  • famous /ˈfeɪməs/, infamous /ˈɪnfəməs/
  • potent /ˈpoʊtənt/, impotent /ɪmpətənt/
  • pious /ˈpaɪəs/, impious /ˈɪmpiəs/

The prefix does not only receive stress, it converts the following syllable into a fully unstressed syllable. In English, vowels in unstressed syllables are reduced.

So that explains the difference in the pronunciation of "fin".

The failure of "silent e" after some unstressed syllables

I'm still not sure exactly why there is a difference in the pronunciation of the final syllables of finite and infinite. I haven't found any other pairs of related words like this that alter the pronunciation of the vowel in the last syllable.

There are a few other words that also show a short unstressed "i" before a silent e like this:

  • hypocrite
  • requisite
  • exquisite
  • apocrine

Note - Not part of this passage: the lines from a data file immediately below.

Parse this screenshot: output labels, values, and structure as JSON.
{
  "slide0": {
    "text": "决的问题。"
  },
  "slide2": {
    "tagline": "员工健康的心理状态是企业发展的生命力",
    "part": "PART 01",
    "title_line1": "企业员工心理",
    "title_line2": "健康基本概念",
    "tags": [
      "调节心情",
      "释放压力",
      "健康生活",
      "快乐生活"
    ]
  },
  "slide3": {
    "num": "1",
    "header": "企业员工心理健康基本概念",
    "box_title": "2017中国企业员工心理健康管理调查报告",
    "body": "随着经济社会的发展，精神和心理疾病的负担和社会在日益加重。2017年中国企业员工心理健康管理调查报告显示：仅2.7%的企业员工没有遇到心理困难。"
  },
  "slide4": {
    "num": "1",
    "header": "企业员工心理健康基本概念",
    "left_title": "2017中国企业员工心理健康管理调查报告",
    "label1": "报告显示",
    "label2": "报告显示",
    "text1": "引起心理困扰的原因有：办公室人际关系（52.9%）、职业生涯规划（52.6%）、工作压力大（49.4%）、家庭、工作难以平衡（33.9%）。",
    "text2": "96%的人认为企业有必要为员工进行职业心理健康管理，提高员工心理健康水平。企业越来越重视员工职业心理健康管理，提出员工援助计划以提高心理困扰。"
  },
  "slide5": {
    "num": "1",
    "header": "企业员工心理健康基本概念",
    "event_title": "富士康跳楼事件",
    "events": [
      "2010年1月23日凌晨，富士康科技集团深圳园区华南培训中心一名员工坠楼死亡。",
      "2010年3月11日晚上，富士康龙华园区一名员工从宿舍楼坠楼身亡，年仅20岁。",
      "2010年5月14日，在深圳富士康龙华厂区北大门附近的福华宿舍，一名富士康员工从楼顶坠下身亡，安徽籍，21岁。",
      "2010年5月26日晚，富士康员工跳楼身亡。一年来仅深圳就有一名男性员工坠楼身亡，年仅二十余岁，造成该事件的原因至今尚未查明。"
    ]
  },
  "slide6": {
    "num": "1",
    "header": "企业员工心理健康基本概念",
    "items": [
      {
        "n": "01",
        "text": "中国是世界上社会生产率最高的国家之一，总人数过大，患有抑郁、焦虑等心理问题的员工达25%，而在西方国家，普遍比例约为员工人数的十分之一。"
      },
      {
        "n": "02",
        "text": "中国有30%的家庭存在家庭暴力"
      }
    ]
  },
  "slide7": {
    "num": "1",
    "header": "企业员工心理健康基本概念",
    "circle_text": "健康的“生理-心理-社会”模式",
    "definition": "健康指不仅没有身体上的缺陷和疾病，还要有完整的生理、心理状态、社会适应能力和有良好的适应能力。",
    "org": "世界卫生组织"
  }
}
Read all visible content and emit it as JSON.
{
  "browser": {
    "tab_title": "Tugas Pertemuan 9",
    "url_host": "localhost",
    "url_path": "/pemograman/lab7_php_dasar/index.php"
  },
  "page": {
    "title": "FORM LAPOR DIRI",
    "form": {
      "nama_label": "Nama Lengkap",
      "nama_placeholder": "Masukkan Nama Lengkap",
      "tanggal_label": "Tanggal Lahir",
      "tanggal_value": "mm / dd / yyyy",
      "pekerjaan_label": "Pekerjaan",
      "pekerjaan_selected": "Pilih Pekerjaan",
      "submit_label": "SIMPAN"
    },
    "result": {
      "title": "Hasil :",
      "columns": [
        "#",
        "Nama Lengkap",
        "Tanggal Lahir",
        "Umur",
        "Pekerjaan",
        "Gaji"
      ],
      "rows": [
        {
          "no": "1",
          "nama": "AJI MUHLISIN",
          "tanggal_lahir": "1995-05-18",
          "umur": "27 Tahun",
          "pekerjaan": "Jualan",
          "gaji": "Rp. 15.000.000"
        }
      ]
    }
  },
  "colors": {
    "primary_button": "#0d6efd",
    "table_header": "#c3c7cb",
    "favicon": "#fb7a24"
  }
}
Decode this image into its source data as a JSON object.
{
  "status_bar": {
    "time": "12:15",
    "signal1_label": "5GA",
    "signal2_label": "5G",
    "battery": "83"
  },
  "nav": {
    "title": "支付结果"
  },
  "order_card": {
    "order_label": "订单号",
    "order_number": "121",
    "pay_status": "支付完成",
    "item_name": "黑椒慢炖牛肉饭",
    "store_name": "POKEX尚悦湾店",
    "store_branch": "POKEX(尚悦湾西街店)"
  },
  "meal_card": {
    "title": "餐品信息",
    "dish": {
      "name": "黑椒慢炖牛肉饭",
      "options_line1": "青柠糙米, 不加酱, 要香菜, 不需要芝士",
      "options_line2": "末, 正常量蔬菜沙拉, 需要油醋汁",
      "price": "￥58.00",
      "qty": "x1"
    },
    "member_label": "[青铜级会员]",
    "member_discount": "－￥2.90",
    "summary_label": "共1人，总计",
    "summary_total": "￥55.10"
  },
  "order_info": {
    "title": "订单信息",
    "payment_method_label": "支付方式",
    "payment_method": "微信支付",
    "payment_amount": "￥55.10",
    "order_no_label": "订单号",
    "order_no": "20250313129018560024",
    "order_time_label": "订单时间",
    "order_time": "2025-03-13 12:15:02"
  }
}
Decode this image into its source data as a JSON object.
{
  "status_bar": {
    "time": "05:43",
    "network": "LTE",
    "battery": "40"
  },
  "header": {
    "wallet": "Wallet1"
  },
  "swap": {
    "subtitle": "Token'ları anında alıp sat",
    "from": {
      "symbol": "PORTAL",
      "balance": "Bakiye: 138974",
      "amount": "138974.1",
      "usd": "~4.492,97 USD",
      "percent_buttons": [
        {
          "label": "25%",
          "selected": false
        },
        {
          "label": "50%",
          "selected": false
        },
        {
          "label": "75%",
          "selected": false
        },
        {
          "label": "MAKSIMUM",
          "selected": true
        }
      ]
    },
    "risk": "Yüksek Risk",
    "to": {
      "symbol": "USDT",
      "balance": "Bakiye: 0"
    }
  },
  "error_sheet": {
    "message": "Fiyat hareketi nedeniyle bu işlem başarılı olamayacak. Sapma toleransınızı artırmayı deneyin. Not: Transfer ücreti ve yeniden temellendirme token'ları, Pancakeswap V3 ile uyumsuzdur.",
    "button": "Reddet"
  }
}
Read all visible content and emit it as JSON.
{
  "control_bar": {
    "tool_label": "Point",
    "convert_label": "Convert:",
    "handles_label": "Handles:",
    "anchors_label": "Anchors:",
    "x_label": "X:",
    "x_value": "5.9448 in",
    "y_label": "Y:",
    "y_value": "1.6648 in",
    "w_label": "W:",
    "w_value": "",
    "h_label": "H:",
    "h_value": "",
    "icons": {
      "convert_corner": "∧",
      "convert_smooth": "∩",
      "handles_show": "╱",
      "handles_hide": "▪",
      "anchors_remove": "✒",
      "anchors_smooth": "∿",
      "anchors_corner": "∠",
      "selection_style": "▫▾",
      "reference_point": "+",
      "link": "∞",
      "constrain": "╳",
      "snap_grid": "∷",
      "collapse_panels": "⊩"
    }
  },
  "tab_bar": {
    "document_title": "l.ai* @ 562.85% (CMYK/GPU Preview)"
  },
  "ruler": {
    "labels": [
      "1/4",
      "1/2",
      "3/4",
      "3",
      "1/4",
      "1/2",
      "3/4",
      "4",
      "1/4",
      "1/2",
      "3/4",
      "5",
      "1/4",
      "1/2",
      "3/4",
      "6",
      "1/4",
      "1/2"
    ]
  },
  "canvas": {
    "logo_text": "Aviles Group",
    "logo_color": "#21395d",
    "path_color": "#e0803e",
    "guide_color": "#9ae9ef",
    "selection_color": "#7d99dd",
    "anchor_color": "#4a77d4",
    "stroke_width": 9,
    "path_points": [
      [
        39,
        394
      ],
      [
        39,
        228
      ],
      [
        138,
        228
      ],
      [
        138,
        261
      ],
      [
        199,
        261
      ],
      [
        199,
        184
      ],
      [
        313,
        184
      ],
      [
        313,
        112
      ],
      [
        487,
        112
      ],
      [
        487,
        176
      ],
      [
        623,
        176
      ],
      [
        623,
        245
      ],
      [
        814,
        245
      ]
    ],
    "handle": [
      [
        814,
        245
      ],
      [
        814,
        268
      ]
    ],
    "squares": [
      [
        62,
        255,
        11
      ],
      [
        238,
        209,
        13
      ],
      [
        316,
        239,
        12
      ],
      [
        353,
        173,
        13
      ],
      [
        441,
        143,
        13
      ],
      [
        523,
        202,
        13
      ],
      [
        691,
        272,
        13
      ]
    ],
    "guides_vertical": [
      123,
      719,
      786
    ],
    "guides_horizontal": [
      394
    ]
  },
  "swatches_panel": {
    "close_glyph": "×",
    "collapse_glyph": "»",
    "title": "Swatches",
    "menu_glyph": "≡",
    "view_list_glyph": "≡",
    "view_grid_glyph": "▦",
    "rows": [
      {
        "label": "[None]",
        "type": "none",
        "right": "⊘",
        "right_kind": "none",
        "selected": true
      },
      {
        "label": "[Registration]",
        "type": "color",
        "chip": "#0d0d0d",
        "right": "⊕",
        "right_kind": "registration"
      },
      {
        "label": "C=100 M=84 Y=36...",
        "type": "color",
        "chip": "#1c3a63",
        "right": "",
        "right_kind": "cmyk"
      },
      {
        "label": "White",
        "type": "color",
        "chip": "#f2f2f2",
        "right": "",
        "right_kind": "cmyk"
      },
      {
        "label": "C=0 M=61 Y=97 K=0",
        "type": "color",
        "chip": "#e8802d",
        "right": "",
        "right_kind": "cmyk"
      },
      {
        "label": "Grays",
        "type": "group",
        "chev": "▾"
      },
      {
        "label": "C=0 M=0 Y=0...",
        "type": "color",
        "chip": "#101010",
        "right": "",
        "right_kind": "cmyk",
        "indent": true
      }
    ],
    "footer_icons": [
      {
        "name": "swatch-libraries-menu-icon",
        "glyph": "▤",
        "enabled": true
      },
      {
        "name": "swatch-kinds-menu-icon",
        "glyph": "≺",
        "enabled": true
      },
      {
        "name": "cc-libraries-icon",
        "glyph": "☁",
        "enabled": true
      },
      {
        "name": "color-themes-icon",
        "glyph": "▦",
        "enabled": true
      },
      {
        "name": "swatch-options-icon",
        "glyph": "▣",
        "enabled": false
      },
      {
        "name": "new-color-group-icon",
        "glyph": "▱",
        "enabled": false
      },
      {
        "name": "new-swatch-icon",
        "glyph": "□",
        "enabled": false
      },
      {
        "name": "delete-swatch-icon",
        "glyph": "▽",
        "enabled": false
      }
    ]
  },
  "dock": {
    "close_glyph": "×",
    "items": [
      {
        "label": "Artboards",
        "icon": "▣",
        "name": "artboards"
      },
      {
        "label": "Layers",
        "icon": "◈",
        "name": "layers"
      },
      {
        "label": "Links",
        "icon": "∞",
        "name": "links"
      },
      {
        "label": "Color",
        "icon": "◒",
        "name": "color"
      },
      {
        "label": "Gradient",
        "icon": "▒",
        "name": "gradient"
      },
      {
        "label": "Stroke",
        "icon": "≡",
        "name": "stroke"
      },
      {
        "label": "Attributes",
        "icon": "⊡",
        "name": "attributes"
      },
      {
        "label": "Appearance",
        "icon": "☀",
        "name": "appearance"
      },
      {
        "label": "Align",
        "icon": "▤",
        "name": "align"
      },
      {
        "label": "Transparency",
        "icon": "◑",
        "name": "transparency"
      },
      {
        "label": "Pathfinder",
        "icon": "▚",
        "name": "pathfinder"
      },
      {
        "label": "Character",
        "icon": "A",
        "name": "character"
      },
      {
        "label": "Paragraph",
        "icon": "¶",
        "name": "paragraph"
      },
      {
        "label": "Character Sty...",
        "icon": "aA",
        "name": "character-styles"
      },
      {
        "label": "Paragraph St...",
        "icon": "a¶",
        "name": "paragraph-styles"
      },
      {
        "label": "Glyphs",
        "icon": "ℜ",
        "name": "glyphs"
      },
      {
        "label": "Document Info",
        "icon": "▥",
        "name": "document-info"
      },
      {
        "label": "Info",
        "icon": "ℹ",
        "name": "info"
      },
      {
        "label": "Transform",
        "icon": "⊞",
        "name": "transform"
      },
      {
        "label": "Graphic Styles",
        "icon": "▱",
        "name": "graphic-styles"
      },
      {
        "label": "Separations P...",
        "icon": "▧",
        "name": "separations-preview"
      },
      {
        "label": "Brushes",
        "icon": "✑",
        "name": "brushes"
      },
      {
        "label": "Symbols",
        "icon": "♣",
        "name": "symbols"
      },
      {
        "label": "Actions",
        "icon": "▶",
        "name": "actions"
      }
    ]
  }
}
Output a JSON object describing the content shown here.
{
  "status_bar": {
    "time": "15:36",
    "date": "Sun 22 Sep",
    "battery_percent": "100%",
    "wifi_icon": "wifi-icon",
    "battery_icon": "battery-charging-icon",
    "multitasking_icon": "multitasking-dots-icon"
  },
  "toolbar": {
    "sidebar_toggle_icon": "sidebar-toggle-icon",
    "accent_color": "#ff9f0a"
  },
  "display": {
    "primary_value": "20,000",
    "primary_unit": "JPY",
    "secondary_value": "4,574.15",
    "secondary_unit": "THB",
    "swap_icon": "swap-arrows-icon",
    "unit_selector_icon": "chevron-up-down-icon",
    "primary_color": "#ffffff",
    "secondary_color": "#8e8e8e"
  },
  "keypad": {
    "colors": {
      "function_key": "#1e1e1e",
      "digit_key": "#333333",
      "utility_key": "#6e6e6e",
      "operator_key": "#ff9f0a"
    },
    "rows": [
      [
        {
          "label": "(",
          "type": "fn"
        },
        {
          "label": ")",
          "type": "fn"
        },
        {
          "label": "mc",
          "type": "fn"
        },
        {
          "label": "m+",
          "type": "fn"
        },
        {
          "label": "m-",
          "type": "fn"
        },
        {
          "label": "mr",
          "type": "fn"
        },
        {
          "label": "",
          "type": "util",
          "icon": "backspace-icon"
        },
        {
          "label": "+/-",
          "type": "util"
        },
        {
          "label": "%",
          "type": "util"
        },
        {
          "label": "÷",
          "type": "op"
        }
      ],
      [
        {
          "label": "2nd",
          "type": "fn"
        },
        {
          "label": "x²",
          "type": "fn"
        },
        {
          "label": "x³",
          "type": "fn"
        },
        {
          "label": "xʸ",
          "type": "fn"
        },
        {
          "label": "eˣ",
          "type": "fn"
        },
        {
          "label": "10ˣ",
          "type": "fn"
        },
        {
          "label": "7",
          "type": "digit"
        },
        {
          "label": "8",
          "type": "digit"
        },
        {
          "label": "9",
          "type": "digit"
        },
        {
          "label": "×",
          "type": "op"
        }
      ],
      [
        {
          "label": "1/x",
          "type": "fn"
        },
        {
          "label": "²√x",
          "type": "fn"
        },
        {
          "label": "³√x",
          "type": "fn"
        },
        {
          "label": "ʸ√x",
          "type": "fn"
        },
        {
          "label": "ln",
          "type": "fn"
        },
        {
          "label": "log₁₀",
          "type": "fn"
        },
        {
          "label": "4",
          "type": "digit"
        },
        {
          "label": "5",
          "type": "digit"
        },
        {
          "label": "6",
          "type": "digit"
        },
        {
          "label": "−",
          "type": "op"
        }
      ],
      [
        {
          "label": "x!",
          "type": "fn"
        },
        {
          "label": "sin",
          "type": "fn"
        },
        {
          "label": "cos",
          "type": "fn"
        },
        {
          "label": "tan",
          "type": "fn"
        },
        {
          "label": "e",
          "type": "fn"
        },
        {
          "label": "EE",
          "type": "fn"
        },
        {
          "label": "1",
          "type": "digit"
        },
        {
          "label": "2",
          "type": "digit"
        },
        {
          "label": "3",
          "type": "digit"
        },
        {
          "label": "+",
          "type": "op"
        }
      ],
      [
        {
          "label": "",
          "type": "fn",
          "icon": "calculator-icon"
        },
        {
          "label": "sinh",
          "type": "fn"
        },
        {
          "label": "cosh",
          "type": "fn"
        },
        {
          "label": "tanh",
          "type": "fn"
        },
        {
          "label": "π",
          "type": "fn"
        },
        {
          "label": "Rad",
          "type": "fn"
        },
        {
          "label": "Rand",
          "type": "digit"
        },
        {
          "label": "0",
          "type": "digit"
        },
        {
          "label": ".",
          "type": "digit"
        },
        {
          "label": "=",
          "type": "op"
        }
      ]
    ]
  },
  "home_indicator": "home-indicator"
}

It may be related to having stress on the third-to-last (antepenultimate) syllable. All of these words have this stress pattern, or at least they did originally: nowadays exquisite is often stressed on penultimate.

There are also numerous adjectives and nouns ending in -ate pronounced as /ət/, e.g. associate, delicate, desolate, deliberate, delegate, desperate.

|improve this answer|||||
  • This is very systematic and informative, thank you! – Tomalak Feb 20 '16 at 23:45

I believe its a matter of stress. IN-fi-nite. FI-nite. It is very awkward to say a word with two stressed syllables followed by one unstressed.

|improve this answer|||||
  • 1
    But the syllable only appears to you as "stressed" since you are used to interpreting it this way. How would you pronounce Fein (yes, as in "The Nanny")? Does the "FI" it appear to you as stressed there? – Tomalak Jan 8 '11 at 11:15
  • 3
    Also, this doesn't explain why the word isn't, say, in-FI-nite. – ShreevatsaR Jan 8 '11 at 11:46
  • And actually, looking for reliable rules in language is futile (and I'm not really sure how you pronounce that ;-)). There's a "Houston Street" in NYC. Guess how that's pronounced ;-) – Jürgen A. Erhard Jan 8 '11 at 22:47

Your Answer

By clicking “Post Your Answer”, you agree to our terms of service, privacy policy and cookie policy

Not the answer you're looking for? Browse other questions tagged or ask your own question.